Page 72 - I cannot praise a fugitive and cloistered virtue, unexercised and unbreathed, that never sallies out and sees her adversary, but slinks out of the race where that immortal garland is to be run for, not without dust and heat.
Page 74 - And though all the winds of doctrine were let loose to play upon the earth, so Truth be in the field, we do injuriously by licensing and prohibiting to misdoubt her strength. Let her and Falsehood grapple. Who ever knew Truth put to the worse, in a free and open encounter ? Her confuting is the best and surest suppressing.
Page 122 - Think not man was made in vain, who has such an eternity reserved for him.' I gazed with inexpressible pleasure on these happy islands. ' At length,' said I, ' show me now, I beseech thee, the secrets that lie hid under those dark clouds which cover the ocean on the other side of the rock of adamant.' The Genius making me no answer, I turned about to address myself to him a second time, but I found that he had left me ; I then turned again to the vision which I had been so long contemplating; but...
Page 406 - Singing of Mount Abora. Could I revive within me Her symphony and song, To such a deep delight 'twould win me, That with music loud and long, I would build that dome in air...
Page 23 - But little do men perceive what solitude is, and how far it extendeth; for a crowd is not company, and faces are but a gallery of pictures, and talk but a tinkling cymbal where there is no love.
Page 9 - Doth any man doubt that if there were taken out of men's minds vain opinions, flattering hopes, false valuations, imaginations as one would, and the like, but it would leave the minds of a number of men poor shrunken things, full of melancholy and indisposition, and unpleasing to themselves?
Page 311 - ... assailed his nostrils, unlike any scent which he had before experienced.
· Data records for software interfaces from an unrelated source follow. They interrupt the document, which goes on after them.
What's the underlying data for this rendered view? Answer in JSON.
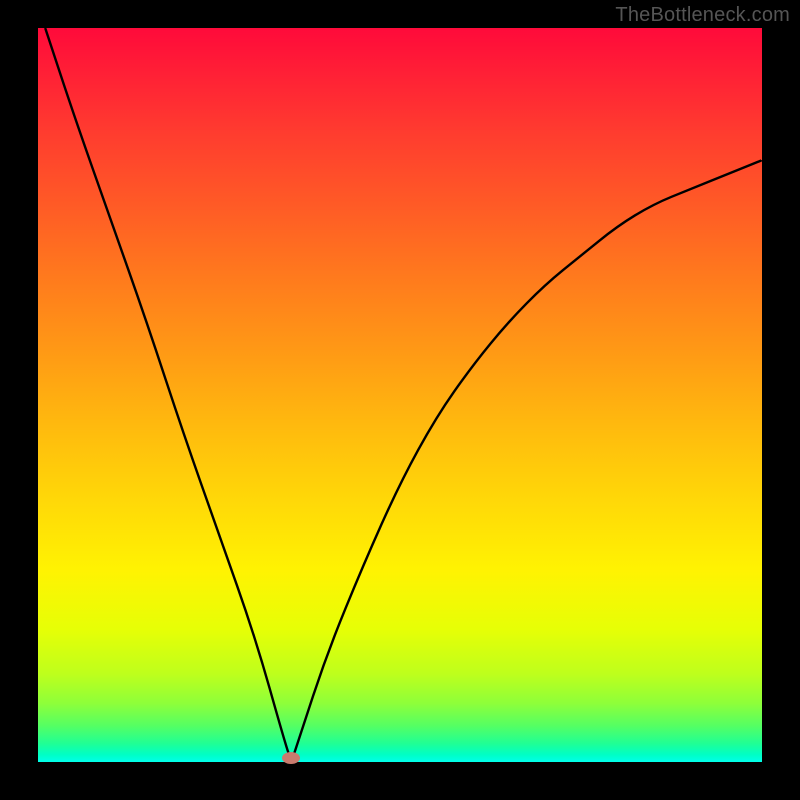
{
  "watermark": "TheBottleneck.com",
  "chart_data": {
    "type": "line",
    "title": "",
    "xlabel": "",
    "ylabel": "",
    "xlim": [
      0,
      100
    ],
    "ylim": [
      0,
      100
    ],
    "background_gradient": {
      "top_color": "#ff0a3a",
      "bottom_color": "#00ffea",
      "description": "vertical rainbow gradient from red (high bottleneck) to green/cyan (low bottleneck)"
    },
    "series": [
      {
        "name": "bottleneck-curve",
        "color": "#000000",
        "x": [
          1,
          5,
          10,
          15,
          20,
          25,
          30,
          34,
          35,
          36,
          40,
          45,
          50,
          55,
          60,
          65,
          70,
          75,
          80,
          85,
          90,
          95,
          100
        ],
        "values": [
          100,
          88,
          74,
          60,
          45,
          31,
          17,
          3,
          0,
          3,
          15,
          27,
          38,
          47,
          54,
          60,
          65,
          69,
          73,
          76,
          78,
          80,
          82
        ]
      }
    ],
    "marker": {
      "name": "optimal-point",
      "color": "#c97b6e",
      "x": 35,
      "y": 0.5
    }
  }
}
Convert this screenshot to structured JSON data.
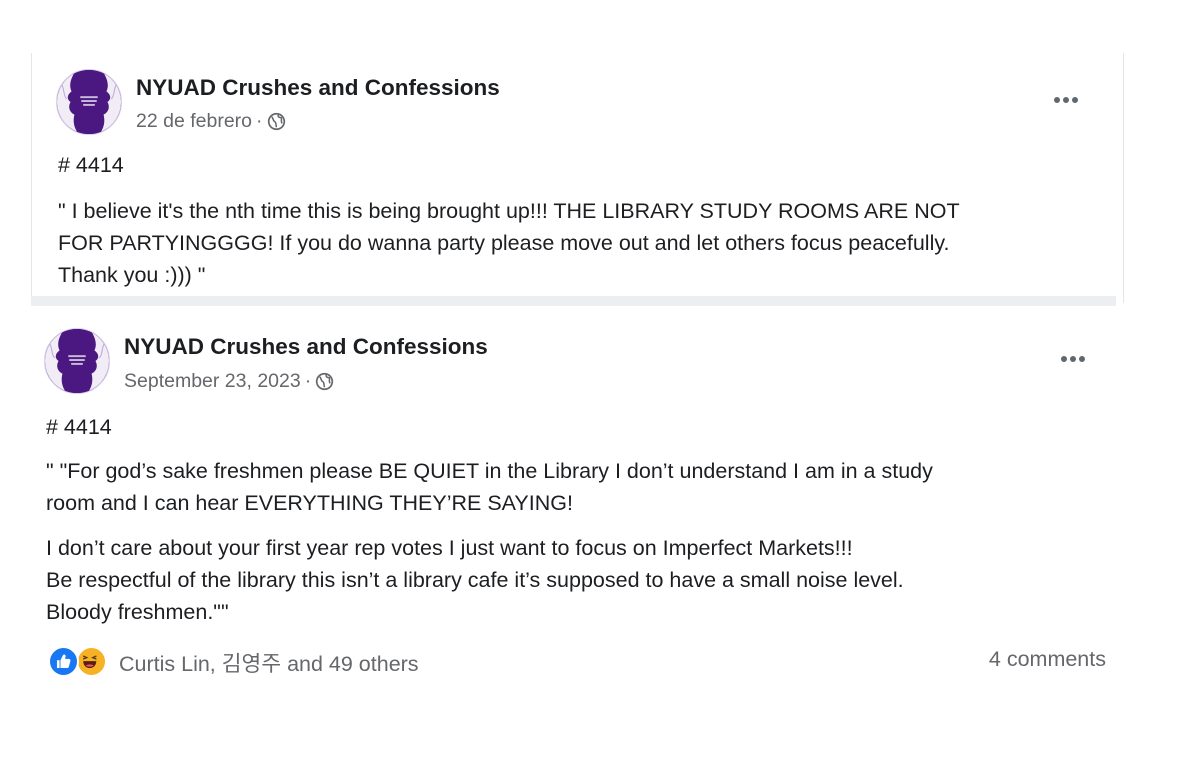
{
  "post1": {
    "page_name": "NYUAD Crushes and Confessions",
    "date": "22 de febrero",
    "dot": "·",
    "privacy_icon": "globe-icon",
    "more_icon": "more-options-icon",
    "number": "# 4414",
    "body_lines": [
      "\" I believe it's the nth time this is being brought up!!! THE LIBRARY STUDY ROOMS ARE NOT",
      "FOR PARTYINGGGG! If you do wanna party please move out and let others focus peacefully.",
      "Thank you :))) \""
    ]
  },
  "post2": {
    "page_name": "NYUAD Crushes and Confessions",
    "date": "September 23, 2023",
    "dot": "·",
    "privacy_icon": "globe-icon",
    "more_icon": "more-options-icon",
    "number": "# 4414",
    "body_lines": [
      "\" \"For god’s sake freshmen please BE QUIET in the Library I don’t understand I am in a study",
      "room and I can hear EVERYTHING THEY’RE SAYING!",
      "I don’t care about your first year rep votes I just want to focus on Imperfect Markets!!!",
      "Be respectful of the library this isn’t a library cafe it’s supposed to have a small noise level.",
      "Bloody freshmen.\"\""
    ],
    "reactions_text": "Curtis Lin, 김영주 and 49 others",
    "reaction_icons": [
      "like-icon",
      "haha-icon"
    ],
    "comments_text": "4 comments"
  },
  "colors": {
    "avatar_purple": "#4b1780",
    "text_primary": "#1c1e21",
    "text_secondary": "#65676b",
    "like_blue": "#1877f2",
    "haha_yellow": "#f7b125",
    "separator_gray": "#eceef2"
  }
}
What could it proceed from ? — not from the burnt cottage — he had smelt that smell before — • indeed this was by no means the first accident of the kind which had occurred through the negligence of this unlucky young fire-brand. Much less did it resemble that of any known herb, weed, or flower. A premonitory moistening at the same time overflowed his nether lip. He knew not what to think.
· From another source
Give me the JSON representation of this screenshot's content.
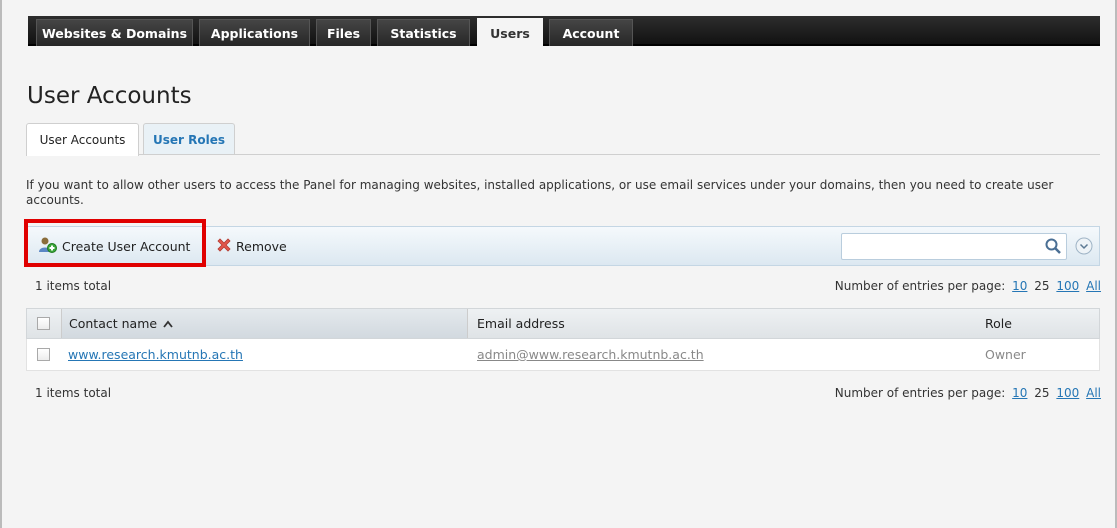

Page 238 - I have protracted my work till most of those whom I wished to please have sunk into the grave, and success and miscarriage are empty sounds. I therefore dismiss it with frigid tranquillity, having little to fear or hope from censure or from praise.
Page 33 - ... judgment wholly by their rules is the humour of a scholar. They perfect nature and are perfected by experience: for natural abilities are like natural plants that need pruning by study; and studies themselves do give forth directions too much at large, except they be bounded in by experience. Crafty men contemn studies, simple men admire them, and wise men use them: for they teach not their own use; but that is a wisdom without them and above them, won by observation.